- Search all available directives.
- D’AX wheels are to be guarded as cutting saws. (1998, June 22).
- Use of insulated hand tools. (1996, July 30).
- Letter requesting interpretation of the OSHA electrical standards as they apply to employees using insulated hand tools. (1996, May 20).
- The Canadian Standards Association, a nationally recognized testing laboratory, marking and double insulated tools. (1995, September 1).
- Certification of manufactured products intended for use in the workplace. (1994, December 14).
- All electric tools need to be tested by a qualified national testing laboratory and be listed and labeled. (1994, January 28).
- Use of general protective equipment and tools by employees when working near exposed energized conductors or circuit parts in the workplace. (1991, December 27).
- Marking recognition, regulations and policy of double insulated power tools. (1985, November 8).
- Clarification that a safety device to automatically cut off the flow of compressed air applies only to pneumatic power tools. (1983, June 6).
- Pneumatic tools must be designed and used in accordance with good engineering practices. (1982, April 8).
- Clarification of 1910.212 and 1910.242 as applying to hand-type office paper cutters and sharp edged hand tools. (1976, September 15).
- Search all available standard interpretations.
Hazards and Solutions
Many workers are unaware of the potential hazards in their work environment, which makes them more vulnerable to injury. The following references aid in recognizing and controlling hand and power tool hazards in the workplace.
- Small Business Handbook. OSHA Publication 2209-02R, (2005). Also available as a 260 KB PDF, 56 pages.
- Hand and Power Tools. OSHA Publication 3080, (Revised 2002). Also available as a 171 KB PDF, 32 pages. Includes information on the dangers of hand and power tools and safety precautions.
- Carbon Monoxide Hazards from Small Gasoline Powered Engines. National Institute for Occupational Safety and Health (NIOSH) Workplace Safety and Health Topic.
- NIOSH Update: NIOSH Pursues Hand-Vibration Studies to Understand, Address Risks. National Institute for Occupational Safety and Health (NIOSH), (2003, June 3). Announces that NIOSH is pursuing studies to help fill critical research gaps linking vibrating hand tools with worker injuries and point to ways for effectively reducing risks of hand-vibration disorders for employees who use jackhammers, chipping hammers, power drills, and other vibrating tools.
- NIOSH Numbered Publications: Hazard Controls . US Department of Health and Human Services (DHHS), National Institute for Occupational Safety and Health (NIOSH). Published series for wood dust:
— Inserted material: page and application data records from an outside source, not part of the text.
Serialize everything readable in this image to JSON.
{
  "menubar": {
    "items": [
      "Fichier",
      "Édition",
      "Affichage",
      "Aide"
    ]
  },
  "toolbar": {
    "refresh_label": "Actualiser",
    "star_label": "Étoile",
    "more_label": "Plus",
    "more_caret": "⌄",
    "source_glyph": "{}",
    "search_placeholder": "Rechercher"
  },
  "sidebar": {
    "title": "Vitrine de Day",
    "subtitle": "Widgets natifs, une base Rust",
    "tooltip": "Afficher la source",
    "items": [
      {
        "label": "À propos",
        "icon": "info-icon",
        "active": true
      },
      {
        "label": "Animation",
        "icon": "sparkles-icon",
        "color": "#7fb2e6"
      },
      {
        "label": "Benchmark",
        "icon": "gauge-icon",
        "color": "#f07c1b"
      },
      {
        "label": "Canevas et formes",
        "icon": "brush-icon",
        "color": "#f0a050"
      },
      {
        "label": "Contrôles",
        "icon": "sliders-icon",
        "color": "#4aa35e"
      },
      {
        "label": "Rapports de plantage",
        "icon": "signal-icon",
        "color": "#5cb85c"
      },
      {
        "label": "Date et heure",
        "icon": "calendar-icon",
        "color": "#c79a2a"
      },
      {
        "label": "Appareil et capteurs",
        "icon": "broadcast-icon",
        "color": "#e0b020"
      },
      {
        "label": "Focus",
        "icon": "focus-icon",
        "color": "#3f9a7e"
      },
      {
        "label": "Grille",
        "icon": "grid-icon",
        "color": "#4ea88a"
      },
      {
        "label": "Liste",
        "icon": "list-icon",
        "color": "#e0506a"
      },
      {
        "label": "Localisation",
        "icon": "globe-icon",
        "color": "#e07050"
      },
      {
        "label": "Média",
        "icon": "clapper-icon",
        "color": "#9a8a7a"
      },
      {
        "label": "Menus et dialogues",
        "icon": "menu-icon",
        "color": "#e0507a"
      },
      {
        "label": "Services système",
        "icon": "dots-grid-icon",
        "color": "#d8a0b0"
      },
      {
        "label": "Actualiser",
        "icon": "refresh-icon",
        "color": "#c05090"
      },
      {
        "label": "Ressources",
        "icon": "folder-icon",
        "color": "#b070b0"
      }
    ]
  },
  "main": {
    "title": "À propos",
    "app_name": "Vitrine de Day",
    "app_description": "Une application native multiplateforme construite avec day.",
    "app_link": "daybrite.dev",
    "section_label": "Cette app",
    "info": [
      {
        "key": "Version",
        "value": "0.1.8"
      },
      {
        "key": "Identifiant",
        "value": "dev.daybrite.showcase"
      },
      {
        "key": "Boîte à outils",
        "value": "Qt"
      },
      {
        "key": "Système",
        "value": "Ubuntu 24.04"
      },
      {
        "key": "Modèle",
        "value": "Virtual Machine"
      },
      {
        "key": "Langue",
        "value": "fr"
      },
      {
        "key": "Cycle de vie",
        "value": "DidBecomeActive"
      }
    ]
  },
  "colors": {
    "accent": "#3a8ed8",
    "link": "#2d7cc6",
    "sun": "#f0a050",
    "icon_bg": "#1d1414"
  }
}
- Control of Wood Dust from Horizontal Belt Sanders. Publication No. 96-121, (1996).
- Control of Wood Dust from Shapers. Publication No. 96-122, (1996).
- Control of Wood Dust from Automated Routers. Publication No. 96-123, (1996).
- Control of Wood Dust from Large Diameter Disc Sanders. Publication No. 96-124, (1996).
- Control of Wood Dust from Random Orbital Hand Sanders. Publication No. 96-125, (1996).
- Control of Wood Dust from Orbital Hand Sanders. Publication No. 96-126, (1996).
- Control of Wood Dust from Table Saws. Publication No. 96-127, (1996).
- Hand/Power Tools. National Ag Safety Database (NASD). Links to several informative documents covering machinery safety and hand/power tools.
Related Safety and Health Topics Pages
- Small Business Handbook. OSHA Publication 2209-02R, (2005). Also available as a 588 KB PDF, 56 pages.
- Construction Industry Safety and Health Outreach Program. OSHA, (1996, May). Table of contents for OSHA construction outreach materials. One of the sections contains information on hand and power tools.
- Hand and Power Tools. Discusses that the employer is responsible for the safe condition of tools and equipment used by employees but the employees have the responsibility for properly using and maintaining tools, (2006, May).
- Working Outdoors in Warm Climates [74 KB PDF*, 2 pages]. OSHA Fact Sheet, (2005, September).